[Source records]
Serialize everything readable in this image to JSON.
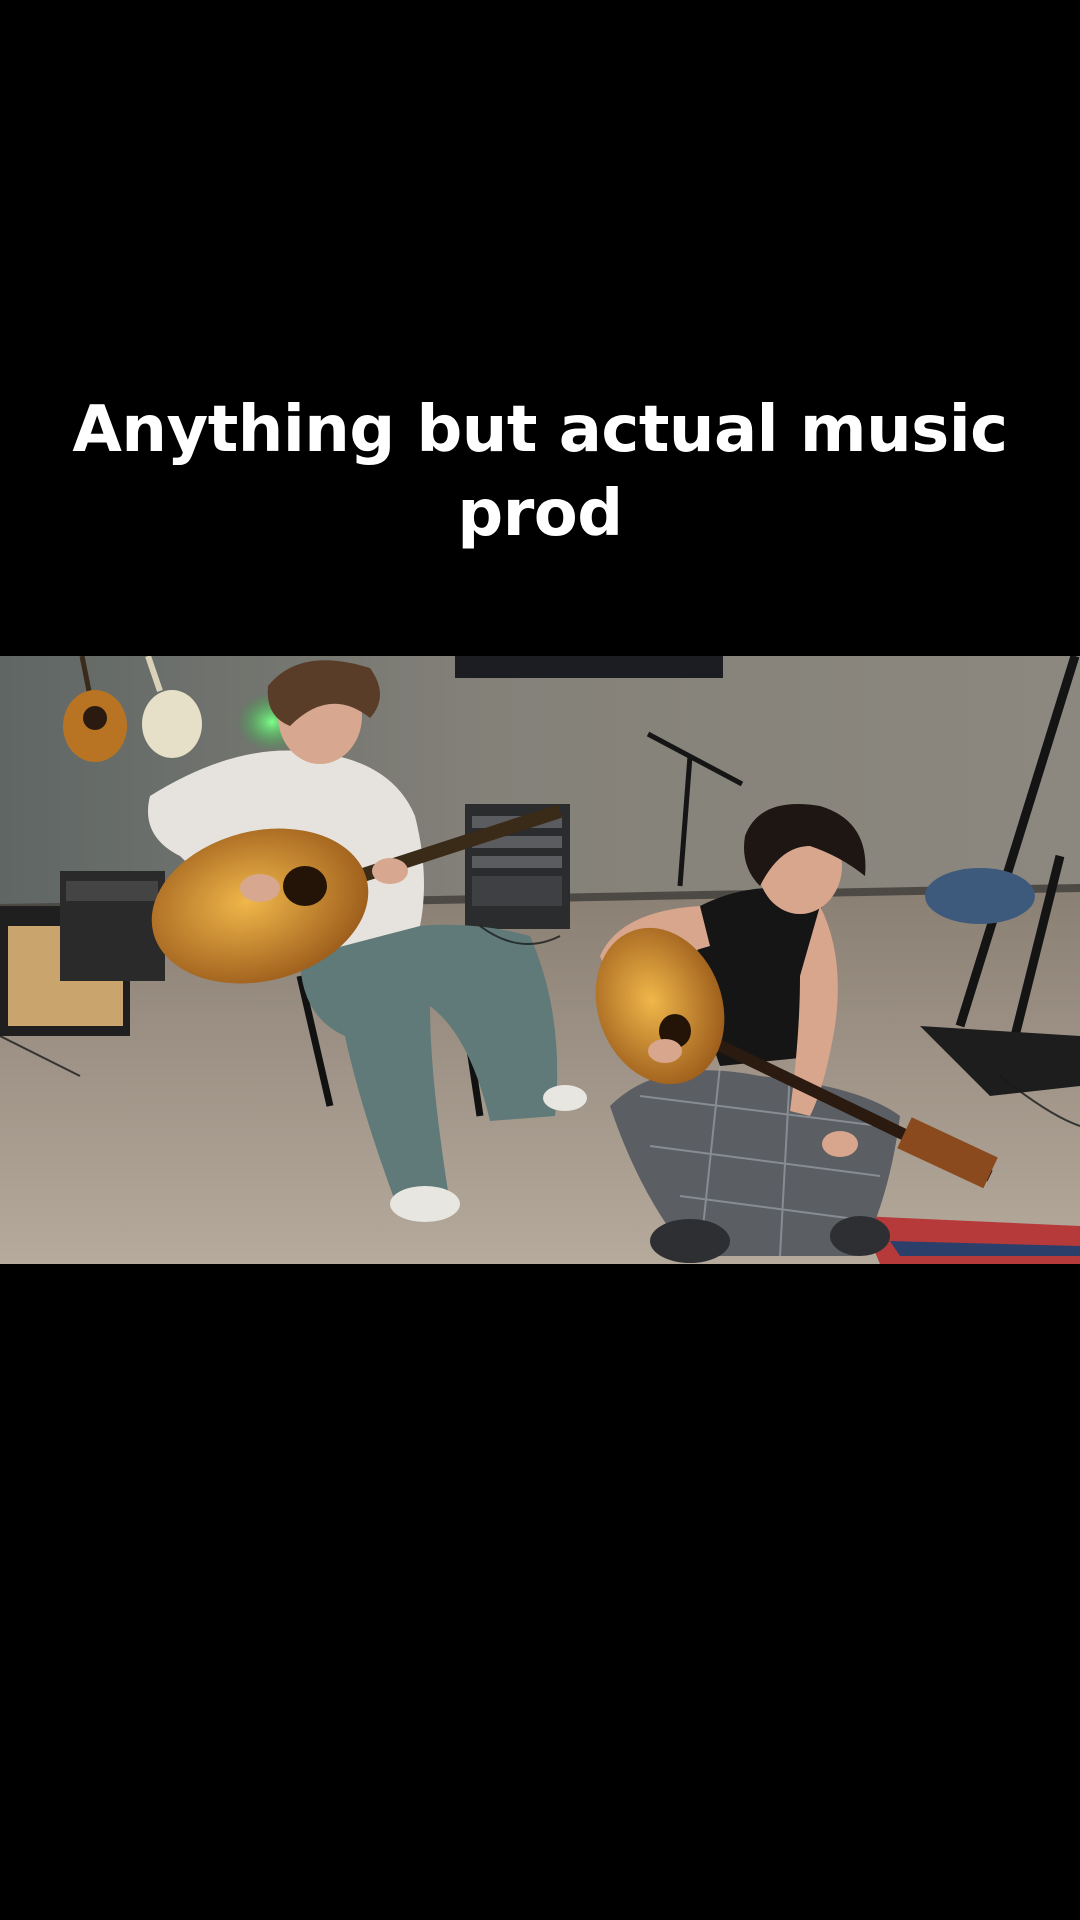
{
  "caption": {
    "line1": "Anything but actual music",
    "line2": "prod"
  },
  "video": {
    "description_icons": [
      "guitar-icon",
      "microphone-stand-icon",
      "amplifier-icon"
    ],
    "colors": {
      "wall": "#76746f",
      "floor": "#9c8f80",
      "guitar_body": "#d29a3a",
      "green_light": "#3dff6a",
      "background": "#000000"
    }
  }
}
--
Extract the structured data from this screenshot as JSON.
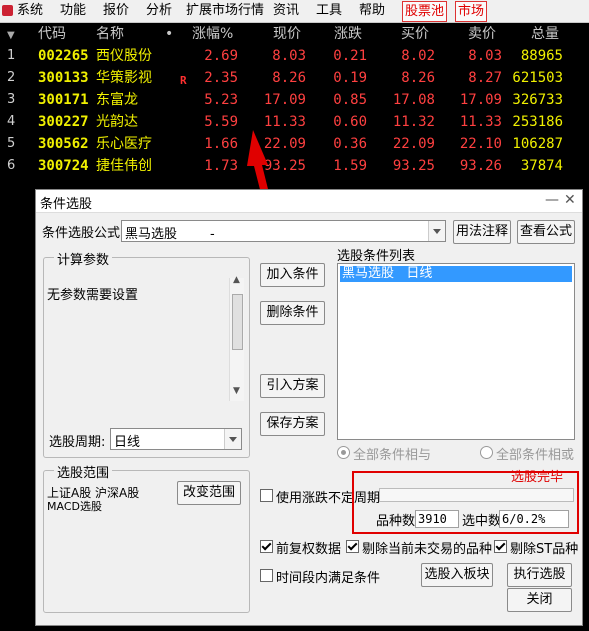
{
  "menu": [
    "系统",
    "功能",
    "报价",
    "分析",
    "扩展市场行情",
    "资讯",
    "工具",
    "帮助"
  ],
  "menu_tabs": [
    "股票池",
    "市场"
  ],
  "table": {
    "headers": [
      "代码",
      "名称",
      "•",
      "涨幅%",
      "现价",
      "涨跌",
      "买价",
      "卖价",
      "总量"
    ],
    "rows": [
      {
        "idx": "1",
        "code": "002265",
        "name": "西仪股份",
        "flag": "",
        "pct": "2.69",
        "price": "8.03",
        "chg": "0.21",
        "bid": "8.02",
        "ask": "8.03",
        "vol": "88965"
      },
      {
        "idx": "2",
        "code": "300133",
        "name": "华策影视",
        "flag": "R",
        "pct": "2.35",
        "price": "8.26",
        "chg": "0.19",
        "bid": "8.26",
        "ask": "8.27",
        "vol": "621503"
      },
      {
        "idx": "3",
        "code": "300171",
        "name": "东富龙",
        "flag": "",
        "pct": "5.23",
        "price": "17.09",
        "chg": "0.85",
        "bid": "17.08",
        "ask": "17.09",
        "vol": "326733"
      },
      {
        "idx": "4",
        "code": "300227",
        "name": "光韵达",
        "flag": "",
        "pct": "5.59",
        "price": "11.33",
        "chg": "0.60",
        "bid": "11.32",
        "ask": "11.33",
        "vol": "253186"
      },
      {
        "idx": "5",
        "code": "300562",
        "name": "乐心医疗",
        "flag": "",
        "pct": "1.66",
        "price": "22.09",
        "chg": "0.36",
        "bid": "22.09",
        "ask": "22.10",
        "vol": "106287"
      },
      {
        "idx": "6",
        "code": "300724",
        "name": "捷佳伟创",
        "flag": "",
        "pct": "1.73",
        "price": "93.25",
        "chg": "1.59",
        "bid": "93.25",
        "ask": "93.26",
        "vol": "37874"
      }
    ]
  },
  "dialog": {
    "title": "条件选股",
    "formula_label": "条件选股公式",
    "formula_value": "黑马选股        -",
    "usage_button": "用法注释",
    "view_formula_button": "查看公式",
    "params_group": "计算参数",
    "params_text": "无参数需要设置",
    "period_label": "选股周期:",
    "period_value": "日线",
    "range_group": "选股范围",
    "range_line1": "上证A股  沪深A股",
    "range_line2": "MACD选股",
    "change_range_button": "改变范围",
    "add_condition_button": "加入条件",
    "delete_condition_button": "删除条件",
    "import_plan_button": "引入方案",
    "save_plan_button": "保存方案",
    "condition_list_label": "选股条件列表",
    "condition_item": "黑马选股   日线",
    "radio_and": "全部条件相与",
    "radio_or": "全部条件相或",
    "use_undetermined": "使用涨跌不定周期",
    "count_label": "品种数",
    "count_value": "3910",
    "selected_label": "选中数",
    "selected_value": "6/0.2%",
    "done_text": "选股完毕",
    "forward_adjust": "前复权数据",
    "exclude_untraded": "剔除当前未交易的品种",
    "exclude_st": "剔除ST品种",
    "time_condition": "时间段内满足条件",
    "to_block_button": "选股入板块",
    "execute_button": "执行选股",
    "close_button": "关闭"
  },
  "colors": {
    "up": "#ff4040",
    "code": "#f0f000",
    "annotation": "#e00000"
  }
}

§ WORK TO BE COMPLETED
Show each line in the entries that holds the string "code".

§ SOLUTION
        "code": "002265",
        "code": "300133",
        "code": "300171",
        "code": "300227",
        "code": "300562",
        "code": "300724",
    "code": "#f0f000",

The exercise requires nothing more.